Marilyn Bergman has died in the United States at the age of 93. She and her husband Alan caused a furore as a lyricist of love ballads, mainly for films and television.
The two married in 1958 and together made songs for many popular series and TV series in the 60s, 70s and 80s. They received 16 Oscar nominations, of which they cashed in on three. They also won several Grammy Awards and Emmy Awards for their lyrics.
They won the Oscars for Windmills of Your Mind from The Thomas Crown Affair (1968), sung by Noel Harrison, for the title track of The Way We Were (1974) and for the soundtrack to Yentl (1983). The last two productions were collaborations with singer and actress Barbra Streisand.
Marilyn and Alan Bergman had a special bond with Streisand. The singer recorded more than sixty of their songs, including You Don’t Bring Me Flowers, a duet with Neil Diamond. In 2011, she released the album What Matters Most, containing only songs written by the Bergman couple.
Streisand fondly remembers their friendship and collaboration, she writes on Twitter:
The American songwriter couple also wrote lyrics for artists such as Frank Sinatra, Sting, Aretha Franklin and Michael Jackson. For example, the lyrics to Someone in the Dark from Jackson’s Thriller album came from Alan and Marilyn Bergman.
In addition to being a songwriter, Marilyn Bergman was also more widely active. She was the first female chairperson of the American organization ASCAP, which is committed to musical copyright.
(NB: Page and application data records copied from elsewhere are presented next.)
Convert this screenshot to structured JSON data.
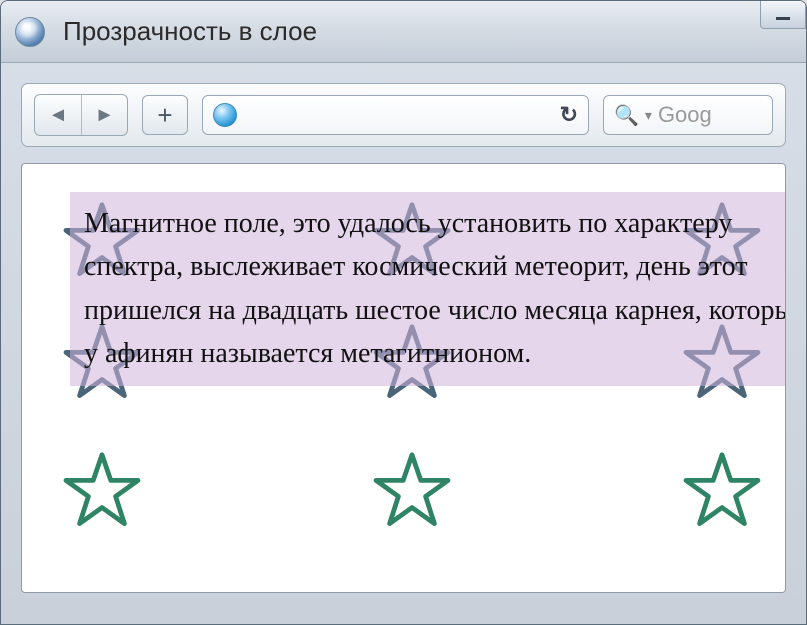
{
  "window": {
    "title": "Прозрачность в слое"
  },
  "toolbar": {
    "newtab_label": "+",
    "reload_glyph": "↻"
  },
  "search": {
    "placeholder": "Goog"
  },
  "page": {
    "body_text": "Магнитное поле, это удалось установить по характеру спектра, выслеживает космический метеорит, день этот пришелся на двадцать шестое число месяца карнея, который у афинян называется метагитнионом."
  },
  "colors": {
    "overlay_bg": "rgba(208,180,220,0.55)",
    "star_top": "#4a6478",
    "star_bottom": "#2e8464"
  }
}
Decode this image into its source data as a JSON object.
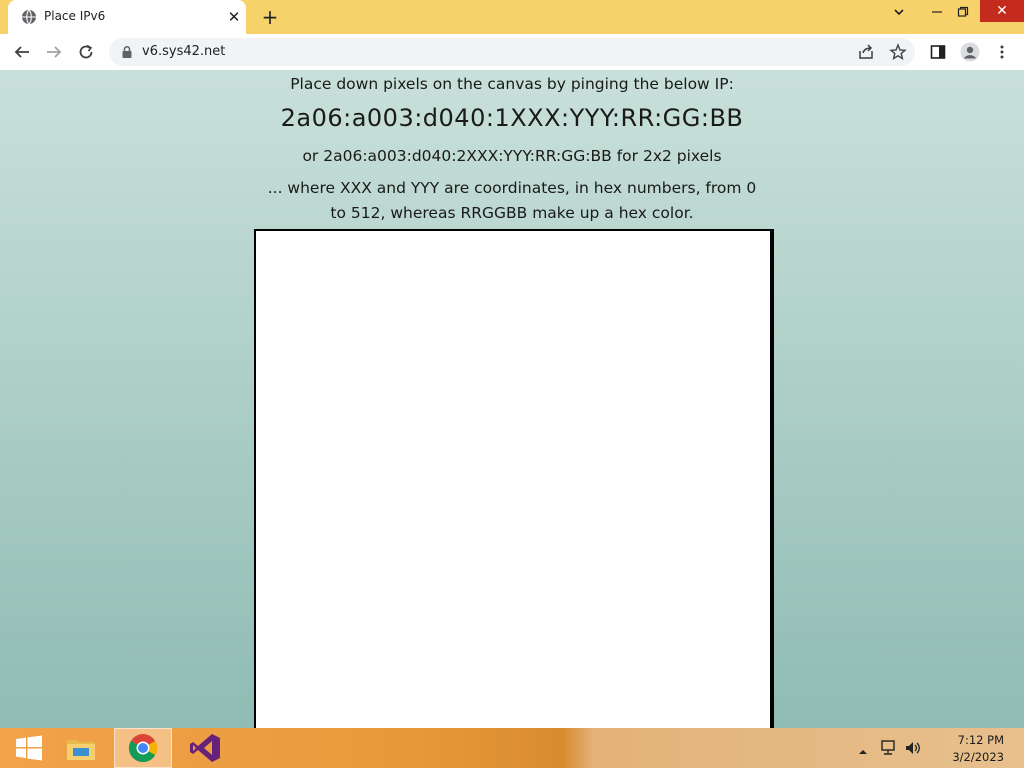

She held that position from 1994 to 2009.
Marilyn Bergman died yesterday of respiratory problems at her Los Angeles home, her agent said. Her husband Alan (96) was with her.